Goal of the exercise: Reproduce each entry exactly.
BEGIN Task input
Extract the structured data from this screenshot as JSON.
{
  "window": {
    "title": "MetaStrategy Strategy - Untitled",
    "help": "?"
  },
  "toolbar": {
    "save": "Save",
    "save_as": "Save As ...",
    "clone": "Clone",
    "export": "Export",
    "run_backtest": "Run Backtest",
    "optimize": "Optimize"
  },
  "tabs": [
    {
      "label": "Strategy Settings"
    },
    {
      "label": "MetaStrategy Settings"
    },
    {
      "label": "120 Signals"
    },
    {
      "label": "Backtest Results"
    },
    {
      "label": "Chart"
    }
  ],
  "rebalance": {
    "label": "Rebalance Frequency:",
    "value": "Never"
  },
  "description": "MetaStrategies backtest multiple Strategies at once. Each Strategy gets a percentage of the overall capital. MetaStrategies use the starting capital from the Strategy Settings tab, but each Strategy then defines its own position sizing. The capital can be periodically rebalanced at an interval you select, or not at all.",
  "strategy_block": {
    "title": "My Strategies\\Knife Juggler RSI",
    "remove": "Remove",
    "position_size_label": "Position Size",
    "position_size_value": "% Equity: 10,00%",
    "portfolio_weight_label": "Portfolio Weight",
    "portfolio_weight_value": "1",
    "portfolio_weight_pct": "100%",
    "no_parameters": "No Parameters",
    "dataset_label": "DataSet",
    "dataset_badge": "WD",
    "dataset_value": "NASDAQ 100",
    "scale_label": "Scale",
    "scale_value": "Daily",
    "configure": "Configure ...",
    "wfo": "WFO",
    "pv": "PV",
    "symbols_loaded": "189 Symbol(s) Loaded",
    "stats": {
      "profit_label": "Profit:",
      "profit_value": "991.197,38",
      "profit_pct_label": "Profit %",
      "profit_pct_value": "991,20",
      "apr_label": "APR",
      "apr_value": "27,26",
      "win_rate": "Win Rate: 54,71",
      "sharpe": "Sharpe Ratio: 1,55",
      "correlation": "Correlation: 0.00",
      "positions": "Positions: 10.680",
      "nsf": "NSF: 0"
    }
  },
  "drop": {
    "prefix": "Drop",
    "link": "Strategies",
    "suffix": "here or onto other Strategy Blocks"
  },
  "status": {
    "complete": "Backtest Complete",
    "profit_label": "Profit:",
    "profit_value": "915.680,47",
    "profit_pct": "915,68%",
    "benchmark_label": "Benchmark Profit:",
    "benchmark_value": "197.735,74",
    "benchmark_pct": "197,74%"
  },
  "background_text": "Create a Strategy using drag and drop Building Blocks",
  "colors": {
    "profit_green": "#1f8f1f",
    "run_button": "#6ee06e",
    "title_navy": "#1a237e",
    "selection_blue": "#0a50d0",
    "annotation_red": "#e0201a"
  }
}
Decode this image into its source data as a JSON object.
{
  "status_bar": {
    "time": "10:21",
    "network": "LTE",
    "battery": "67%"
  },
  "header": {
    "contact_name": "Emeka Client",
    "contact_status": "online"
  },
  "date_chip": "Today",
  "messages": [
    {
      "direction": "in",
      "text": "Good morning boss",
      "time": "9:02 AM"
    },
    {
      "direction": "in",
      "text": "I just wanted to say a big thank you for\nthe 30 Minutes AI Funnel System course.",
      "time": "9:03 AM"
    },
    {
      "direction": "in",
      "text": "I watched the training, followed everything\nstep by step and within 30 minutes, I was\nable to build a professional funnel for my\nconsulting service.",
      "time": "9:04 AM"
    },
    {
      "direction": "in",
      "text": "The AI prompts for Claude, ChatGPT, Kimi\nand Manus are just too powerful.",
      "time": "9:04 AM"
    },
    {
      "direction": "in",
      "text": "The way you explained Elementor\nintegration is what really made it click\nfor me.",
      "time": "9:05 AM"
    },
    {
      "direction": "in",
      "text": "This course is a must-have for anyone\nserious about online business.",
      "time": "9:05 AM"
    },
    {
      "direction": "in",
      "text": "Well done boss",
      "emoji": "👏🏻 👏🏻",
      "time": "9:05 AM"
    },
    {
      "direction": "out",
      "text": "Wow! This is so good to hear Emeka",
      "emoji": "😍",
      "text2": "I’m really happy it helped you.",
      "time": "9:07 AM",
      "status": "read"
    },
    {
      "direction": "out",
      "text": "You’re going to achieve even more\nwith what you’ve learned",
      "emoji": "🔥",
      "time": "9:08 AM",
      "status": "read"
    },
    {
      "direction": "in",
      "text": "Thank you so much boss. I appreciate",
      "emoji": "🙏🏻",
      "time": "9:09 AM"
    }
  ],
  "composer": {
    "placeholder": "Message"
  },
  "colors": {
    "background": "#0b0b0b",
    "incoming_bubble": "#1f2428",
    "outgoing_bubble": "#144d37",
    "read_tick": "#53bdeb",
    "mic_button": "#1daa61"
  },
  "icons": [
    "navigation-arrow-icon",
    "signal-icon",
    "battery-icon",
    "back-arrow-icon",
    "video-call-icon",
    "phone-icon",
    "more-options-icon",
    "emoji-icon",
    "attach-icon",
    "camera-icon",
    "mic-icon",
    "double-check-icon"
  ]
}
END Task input
Solved problem:
Extract the structured data from this screenshot as JSON.
{
  "window": {
    "title": "MetaStrategy Strategy - Untitled",
    "help": "?"
  },
  "toolbar": {
    "save": "Save",
    "save_as": "Save As ...",
    "clone": "Clone",
    "export": "Export",
    "run_backtest": "Run Backtest",
    "optimize": "Optimize"
  },
  "tabs": [
    {
      "label": "Strategy Settings"
    },
    {
      "label": "MetaStrategy Settings"
    },
    {
      "label": "120 Signals"
    },
    {
      "label": "Backtest Results"
    },
    {
      "label": "Chart"
    }
  ],
  "rebalance": {
    "label": "Rebalance Frequency:",
    "value": "Never"
  },
  "description": "MetaStrategies backtest multiple Strategies at once. Each Strategy gets a percentage of the overall capital. MetaStrategies use the starting capital from the Strategy Settings tab, but each Strategy then defines its own position sizing. The capital can be periodically rebalanced at an interval you select, or not at all.",
  "strategy_block": {
    "title": "My Strategies\\Knife Juggler RSI",
    "remove": "Remove",
    "position_size_label": "Position Size",
    "position_size_value": "% Equity: 10,00%",
    "portfolio_weight_label": "Portfolio Weight",
    "portfolio_weight_value": "1",
    "portfolio_weight_pct": "100%",
    "no_parameters": "No Parameters",
    "dataset_label": "DataSet",
    "dataset_badge": "WD",
    "dataset_value": "NASDAQ 100",
    "scale_label": "Scale",
    "scale_value": "Daily",
    "configure": "Configure ...",
    "wfo": "WFO",
    "pv": "PV",
    "symbols_loaded": "189 Symbol(s) Loaded",
    "stats": {
      "profit_label": "Profit:",
      "profit_value": "991.197,38",
      "profit_pct_label": "Profit %",
      "profit_pct_value": "991,20",
      "apr_label": "APR",
      "apr_value": "27,26",
      "win_rate": "Win Rate: 54,71",
      "sharpe": "Sharpe Ratio: 1,55",
      "correlation": "Correlation: 0.00",
      "positions": "Positions: 10.680",
      "nsf": "NSF: 0"
    }
  },
  "drop": {
    "prefix": "Drop",
    "link": "Strategies",
    "suffix": "here or onto other Strategy Blocks"
  },
  "status": {
    "complete": "Backtest Complete",
    "profit_label": "Profit:",
    "profit_value": "915.680,47",
    "profit_pct": "915,68%",
    "benchmark_label": "Benchmark Profit:",
    "benchmark_value": "197.735,74",
    "benchmark_pct": "197,74%"
  },
  "background_text": "Create a Strategy using drag and drop Building Blocks",
  "colors": {
    "profit_green": "#1f8f1f",
    "run_button": "#6ee06e",
    "title_navy": "#1a237e",
    "selection_blue": "#0a50d0",
    "annotation_red": "#e0201a"
  }
}
Decode this image into its source data as a JSON object.
{
  "status_bar": {
    "time": "10:21",
    "network": "LTE",
    "battery": "67%"
  },
  "header": {
    "contact_name": "Emeka Client",
    "contact_status": "online"
  },
  "date_chip": "Today",
  "messages": [
    {
      "direction": "in",
      "text": "Good morning boss",
      "time": "9:02 AM"
    },
    {
      "direction": "in",
      "text": "I just wanted to say a big thank you for\nthe 30 Minutes AI Funnel System course.",
      "time": "9:03 AM"
    },
    {
      "direction": "in",
      "text": "I watched the training, followed everything\nstep by step and within 30 minutes, I was\nable to build a professional funnel for my\nconsulting service.",
      "time": "9:04 AM"
    },
    {
      "direction": "in",
      "text": "The AI prompts for Claude, ChatGPT, Kimi\nand Manus are just too powerful.",
      "time": "9:04 AM"
    },
    {
      "direction": "in",
      "text": "The way you explained Elementor\nintegration is what really made it click\nfor me.",
      "time": "9:05 AM"
    },
    {
      "direction": "in",
      "text": "This course is a must-have for anyone\nserious about online business.",
      "time": "9:05 AM"
    },
    {
      "direction": "in",
      "text": "Well done boss",
      "emoji": "👏🏻 👏🏻",
      "time": "9:05 AM"
    },
    {
      "direction": "out",
      "text": "Wow! This is so good to hear Emeka",
      "emoji": "😍",
      "text2": "I’m really happy it helped you.",
      "time": "9:07 AM",
      "status": "read"
    },
    {
      "direction": "out",
      "text": "You’re going to achieve even more\nwith what you’ve learned",
      "emoji": "🔥",
      "time": "9:08 AM",
      "status": "read"
    },
    {
      "direction": "in",
      "text": "Thank you so much boss. I appreciate",
      "emoji": "🙏🏻",
      "time": "9:09 AM"
    }
  ],
  "composer": {
    "placeholder": "Message"
  },
  "colors": {
    "background": "#0b0b0b",
    "incoming_bubble": "#1f2428",
    "outgoing_bubble": "#144d37",
    "read_tick": "#53bdeb",
    "mic_button": "#1daa61"
  },
  "icons": [
    "navigation-arrow-icon",
    "signal-icon",
    "battery-icon",
    "back-arrow-icon",
    "video-call-icon",
    "phone-icon",
    "more-options-icon",
    "emoji-icon",
    "attach-icon",
    "camera-icon",
    "mic-icon",
    "double-check-icon"
  ]
}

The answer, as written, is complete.